The price cut: What is the message behind the Tesla strategy?
The price cut strategy of Tesla is a risky move flavoured with Elon Musk’s confidence. But will it pay off?
It all started on the sixth day of the new year when Tesla’s unexpected price cut shook China. The discount on Model 3 went up to 36,000 yuan ($5,300), and 48,000 yuan ($7,000) for Model Y, setting the threshold for both models to $48,200 and $52,600, respectively. The reaction was enormous.
Having lost as much as $13,000 in savings, Chinese Tesla customers who recently hopped in their dream vehicle stormed Tesla stores with fury. In the city of Chengdu, the Tesla store even got vandalised, and petitions were created to force Tesla to pay their money back (to no avail).
Tesla didn’t stop there. Only one week later, the price cut hit the US and Europe by up to 20%, creating a shockwave in the auto industry in two new geographies. So much so that in the US, the discount for Model Y Long Range (LR) reached $20,500, added the tax credit under the Inflation Reduction Act.
The general view of automotive industry experts is that Tesla is triggering a price war by prioritising sales over profits. If we look at the statements of Elon Musk before the price cuts, it wouldn’t be wrong to say that he is highly motivated to keep Tesla number one in the electric vehicle (EV) market.
Musk joined a Twitter Spaces conversation in late December and signalled the upcoming price cuts: “Do you want to grow unit volume, in which case you have to adjust prices downward? Or do you want to grow at a lower rate or go steady? My bias would be to say let’s grow as fast as we can without putting the company at risk,” Musk said, according to CNBC. Musk said that Tesla would overcome an economic storm better than any other company, Teslarati reports. “Unless the company is making bread.”
What’s in the Tesla strategy?
Tesla is defying its rivals with price cuts by forcing them to go over all the calculations based on supply chains and production in a market it has long been the leader of. The charts from an independent industry analyst Troy Teslike and Cnevpost clearly show which rival Tesla is targeting:
By the end of 2022, BYD sold over 911,000 EVs globally, totalling 1.86 million new energy vehicles (including plug-in hybrids). On the other hand, Tesla sold over 1.3 million EVs globally and fell behind BYD in China, the world’s largest EV market.
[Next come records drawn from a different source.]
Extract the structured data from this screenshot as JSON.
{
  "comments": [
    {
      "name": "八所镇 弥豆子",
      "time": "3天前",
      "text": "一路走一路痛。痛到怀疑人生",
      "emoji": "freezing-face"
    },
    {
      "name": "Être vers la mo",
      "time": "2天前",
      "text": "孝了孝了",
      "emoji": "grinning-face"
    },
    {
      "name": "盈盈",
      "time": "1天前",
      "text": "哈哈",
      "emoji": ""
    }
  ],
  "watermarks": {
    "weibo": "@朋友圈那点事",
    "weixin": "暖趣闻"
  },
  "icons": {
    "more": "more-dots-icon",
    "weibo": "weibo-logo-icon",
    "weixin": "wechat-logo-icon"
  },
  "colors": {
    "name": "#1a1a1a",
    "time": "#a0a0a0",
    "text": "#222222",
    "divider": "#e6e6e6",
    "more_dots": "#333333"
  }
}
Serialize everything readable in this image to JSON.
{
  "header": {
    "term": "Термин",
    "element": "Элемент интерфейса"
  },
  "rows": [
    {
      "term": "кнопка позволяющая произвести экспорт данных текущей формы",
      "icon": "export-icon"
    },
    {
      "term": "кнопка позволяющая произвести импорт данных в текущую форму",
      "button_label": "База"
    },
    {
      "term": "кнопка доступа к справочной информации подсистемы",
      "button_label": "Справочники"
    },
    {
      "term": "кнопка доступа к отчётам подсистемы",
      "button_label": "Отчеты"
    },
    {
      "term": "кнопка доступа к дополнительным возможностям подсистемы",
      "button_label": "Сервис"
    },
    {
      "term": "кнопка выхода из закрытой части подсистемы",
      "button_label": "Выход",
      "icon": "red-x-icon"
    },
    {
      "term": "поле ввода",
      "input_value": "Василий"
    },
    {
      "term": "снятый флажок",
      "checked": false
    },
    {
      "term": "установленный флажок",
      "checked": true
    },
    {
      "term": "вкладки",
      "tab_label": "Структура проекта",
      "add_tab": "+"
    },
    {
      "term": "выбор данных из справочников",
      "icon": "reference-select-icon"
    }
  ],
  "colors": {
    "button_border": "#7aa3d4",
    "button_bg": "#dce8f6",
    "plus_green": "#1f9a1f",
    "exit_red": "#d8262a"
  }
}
According to Reuters, Tesla Model Y and Model 3 prices went down by 17%, while Troy Teslike says that the price of a new Model 3 shrunk by 14%, while it is 19% for Model Y.
So, what is the Tesla price cut telling us?
- Many Tesla models now qualify for the US tax credit of $7,500.
- Many EV seekers may choose Tesla Model 3 or Y over BYD’s Atto 3 or Dolphin in Europe.
- Tesla is likely to open the gap between Volkswagen’s ID.4 and ID.3 in Germany and Europe.
- Increasing Tesla orders in China, Europe and the US caught many rivals unprepared in major markets.
- Tesla is primarily targeting customers, not the fleets.
Tesla also appears to be well prepared for the price move, as having assembly plants in all the geographies the price cut impacted: Two in the US (California and Texas -being the newer one), Shanghai, China and Gruenheide, Germany.
What is the message?
When the used vehicle market is considered, the Tesla price cut goes beyond the rivalry in the EV market. According to California-based car shopping Edmunds, the price of a used 2020 model Teslas witnessed a price drop of around 24.5%, falling to an average of $58,657, says CNBC. While demand for used Tesla’s increased significantly, how it will impact the used car market in the long term is unclear.
Considering the rivals, Xpeng dropped prices by 12.5% in China, and Ford announced a discount of up to $5,900 on the Mustang Mach-E. Other than the prices, the investment strategies of global EV makers will probably change in 2023. Nevertheless, the picture is clear: The war between Tesla and BYD is not a myth but a reality now.